◆ WORKING DATA:
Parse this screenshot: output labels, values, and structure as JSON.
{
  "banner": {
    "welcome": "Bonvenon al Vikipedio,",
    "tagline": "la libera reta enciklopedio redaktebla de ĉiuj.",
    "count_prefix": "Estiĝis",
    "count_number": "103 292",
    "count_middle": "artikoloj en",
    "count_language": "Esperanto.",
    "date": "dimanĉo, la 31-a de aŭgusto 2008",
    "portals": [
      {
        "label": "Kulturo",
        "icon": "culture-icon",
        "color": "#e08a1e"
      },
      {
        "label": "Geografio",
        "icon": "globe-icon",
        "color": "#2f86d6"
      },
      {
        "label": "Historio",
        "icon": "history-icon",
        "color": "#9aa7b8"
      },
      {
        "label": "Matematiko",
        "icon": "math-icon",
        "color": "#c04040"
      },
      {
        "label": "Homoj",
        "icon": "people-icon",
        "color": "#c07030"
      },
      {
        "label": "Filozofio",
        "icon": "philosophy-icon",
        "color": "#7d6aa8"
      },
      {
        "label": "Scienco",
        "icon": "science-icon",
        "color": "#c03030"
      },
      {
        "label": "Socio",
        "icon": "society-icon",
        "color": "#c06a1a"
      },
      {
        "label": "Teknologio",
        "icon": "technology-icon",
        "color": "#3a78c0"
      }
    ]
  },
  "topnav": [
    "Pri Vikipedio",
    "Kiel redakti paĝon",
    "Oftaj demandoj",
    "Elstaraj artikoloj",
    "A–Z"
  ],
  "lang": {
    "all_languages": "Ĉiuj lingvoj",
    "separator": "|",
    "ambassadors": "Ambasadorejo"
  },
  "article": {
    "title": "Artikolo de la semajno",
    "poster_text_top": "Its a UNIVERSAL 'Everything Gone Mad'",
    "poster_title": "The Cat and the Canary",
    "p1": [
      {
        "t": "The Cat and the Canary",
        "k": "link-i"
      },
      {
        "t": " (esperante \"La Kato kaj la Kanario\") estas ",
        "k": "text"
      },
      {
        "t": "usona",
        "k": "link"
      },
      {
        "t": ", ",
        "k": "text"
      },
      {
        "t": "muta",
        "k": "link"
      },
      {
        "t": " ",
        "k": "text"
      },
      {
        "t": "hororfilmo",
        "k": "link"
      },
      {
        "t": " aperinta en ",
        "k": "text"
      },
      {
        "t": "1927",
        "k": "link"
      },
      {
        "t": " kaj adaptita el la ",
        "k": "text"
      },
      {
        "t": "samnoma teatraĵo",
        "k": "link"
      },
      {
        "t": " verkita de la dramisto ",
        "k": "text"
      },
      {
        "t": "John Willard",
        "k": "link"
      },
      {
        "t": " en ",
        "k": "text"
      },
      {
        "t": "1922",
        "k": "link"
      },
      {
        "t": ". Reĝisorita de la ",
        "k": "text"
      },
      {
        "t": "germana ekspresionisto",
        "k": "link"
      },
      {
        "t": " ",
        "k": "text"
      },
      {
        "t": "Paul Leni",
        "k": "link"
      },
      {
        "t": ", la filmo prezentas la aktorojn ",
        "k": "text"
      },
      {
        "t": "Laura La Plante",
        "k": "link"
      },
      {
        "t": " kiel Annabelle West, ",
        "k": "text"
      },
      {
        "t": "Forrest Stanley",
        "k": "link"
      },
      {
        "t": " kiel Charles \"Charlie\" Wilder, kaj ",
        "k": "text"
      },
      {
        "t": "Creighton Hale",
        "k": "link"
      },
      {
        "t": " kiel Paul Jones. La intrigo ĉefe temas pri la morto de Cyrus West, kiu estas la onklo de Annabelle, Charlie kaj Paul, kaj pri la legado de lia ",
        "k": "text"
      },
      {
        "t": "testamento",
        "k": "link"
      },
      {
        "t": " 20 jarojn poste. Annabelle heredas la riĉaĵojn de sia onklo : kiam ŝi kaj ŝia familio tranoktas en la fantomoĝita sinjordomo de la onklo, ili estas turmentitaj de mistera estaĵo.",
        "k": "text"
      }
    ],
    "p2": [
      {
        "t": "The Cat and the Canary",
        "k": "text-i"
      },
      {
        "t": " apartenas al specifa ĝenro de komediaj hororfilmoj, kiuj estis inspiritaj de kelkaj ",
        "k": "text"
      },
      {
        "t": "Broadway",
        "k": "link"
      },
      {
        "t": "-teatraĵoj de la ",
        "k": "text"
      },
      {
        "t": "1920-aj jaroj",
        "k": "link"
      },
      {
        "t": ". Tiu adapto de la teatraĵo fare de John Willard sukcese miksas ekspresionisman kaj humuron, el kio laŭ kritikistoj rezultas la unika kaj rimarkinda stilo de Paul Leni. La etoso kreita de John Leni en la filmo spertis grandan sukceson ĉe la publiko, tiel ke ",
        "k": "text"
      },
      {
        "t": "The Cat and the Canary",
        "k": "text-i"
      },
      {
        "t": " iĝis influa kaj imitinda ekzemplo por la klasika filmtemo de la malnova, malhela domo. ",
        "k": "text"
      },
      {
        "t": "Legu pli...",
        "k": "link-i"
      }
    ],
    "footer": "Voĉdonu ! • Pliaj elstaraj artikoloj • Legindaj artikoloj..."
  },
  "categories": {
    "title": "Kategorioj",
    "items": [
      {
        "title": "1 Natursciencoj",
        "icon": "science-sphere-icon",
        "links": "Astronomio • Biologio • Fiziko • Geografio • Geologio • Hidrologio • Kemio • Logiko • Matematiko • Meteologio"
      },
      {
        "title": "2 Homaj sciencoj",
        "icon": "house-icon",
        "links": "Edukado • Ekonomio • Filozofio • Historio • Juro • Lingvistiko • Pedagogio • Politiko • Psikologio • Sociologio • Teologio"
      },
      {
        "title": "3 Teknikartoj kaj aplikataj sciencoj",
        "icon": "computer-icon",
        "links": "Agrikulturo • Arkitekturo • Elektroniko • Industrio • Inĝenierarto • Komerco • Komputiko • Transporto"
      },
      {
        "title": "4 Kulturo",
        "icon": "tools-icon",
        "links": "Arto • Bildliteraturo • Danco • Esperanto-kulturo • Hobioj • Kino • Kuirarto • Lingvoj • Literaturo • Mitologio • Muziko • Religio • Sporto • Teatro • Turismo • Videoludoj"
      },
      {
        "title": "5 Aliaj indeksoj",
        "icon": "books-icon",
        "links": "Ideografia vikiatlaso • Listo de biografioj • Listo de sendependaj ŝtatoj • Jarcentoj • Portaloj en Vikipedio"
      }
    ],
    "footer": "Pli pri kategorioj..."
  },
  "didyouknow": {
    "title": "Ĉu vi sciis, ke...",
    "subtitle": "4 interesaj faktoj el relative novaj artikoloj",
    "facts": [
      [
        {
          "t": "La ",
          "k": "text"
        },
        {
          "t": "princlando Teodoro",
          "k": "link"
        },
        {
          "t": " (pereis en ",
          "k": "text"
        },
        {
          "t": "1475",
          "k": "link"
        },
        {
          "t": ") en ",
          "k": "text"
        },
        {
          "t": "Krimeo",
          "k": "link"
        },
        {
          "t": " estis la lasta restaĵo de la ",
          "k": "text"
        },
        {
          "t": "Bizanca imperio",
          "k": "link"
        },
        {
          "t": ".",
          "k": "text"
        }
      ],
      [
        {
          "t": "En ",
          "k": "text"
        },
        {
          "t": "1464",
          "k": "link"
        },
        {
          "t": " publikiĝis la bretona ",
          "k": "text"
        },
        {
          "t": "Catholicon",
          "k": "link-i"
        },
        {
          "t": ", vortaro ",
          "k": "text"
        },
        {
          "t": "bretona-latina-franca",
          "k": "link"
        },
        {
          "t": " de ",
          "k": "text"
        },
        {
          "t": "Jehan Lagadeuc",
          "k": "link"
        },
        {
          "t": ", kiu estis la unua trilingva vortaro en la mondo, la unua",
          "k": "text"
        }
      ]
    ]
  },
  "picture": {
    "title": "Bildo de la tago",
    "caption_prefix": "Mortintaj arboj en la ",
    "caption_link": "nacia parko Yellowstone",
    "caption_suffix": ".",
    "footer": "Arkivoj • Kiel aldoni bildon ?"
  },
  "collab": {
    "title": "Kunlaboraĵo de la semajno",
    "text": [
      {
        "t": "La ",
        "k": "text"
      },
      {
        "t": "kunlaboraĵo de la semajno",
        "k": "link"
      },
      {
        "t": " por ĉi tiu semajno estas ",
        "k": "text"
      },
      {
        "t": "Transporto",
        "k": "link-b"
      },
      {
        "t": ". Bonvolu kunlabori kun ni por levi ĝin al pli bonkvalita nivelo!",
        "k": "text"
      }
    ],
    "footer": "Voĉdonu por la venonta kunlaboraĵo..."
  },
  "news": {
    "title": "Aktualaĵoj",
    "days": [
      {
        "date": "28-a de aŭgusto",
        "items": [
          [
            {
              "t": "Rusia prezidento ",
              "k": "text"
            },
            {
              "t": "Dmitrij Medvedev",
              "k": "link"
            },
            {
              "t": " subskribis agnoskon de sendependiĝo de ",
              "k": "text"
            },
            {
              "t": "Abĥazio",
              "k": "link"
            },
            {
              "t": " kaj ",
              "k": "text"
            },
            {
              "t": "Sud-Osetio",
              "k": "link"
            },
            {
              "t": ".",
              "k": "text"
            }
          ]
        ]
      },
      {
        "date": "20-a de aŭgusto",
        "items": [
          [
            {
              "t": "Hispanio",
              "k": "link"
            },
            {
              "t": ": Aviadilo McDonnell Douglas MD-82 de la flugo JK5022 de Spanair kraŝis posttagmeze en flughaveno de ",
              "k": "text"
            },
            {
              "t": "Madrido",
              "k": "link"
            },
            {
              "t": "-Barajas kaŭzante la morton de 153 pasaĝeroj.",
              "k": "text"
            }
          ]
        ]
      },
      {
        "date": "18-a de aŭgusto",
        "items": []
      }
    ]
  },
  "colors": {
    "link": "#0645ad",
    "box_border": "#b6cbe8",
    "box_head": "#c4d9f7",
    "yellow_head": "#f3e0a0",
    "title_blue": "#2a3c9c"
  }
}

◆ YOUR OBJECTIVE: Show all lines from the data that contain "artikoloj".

◆ EXPECTED OUTPUT:
    "count_middle": "artikoloj en",
    "Elstaraj artikoloj",
    "footer": "Voĉdonu ! • Pliaj elstaraj artikoloj • Legindaj artikoloj..."
    "subtitle": "4 interesaj faktoj el relative novaj artikoloj",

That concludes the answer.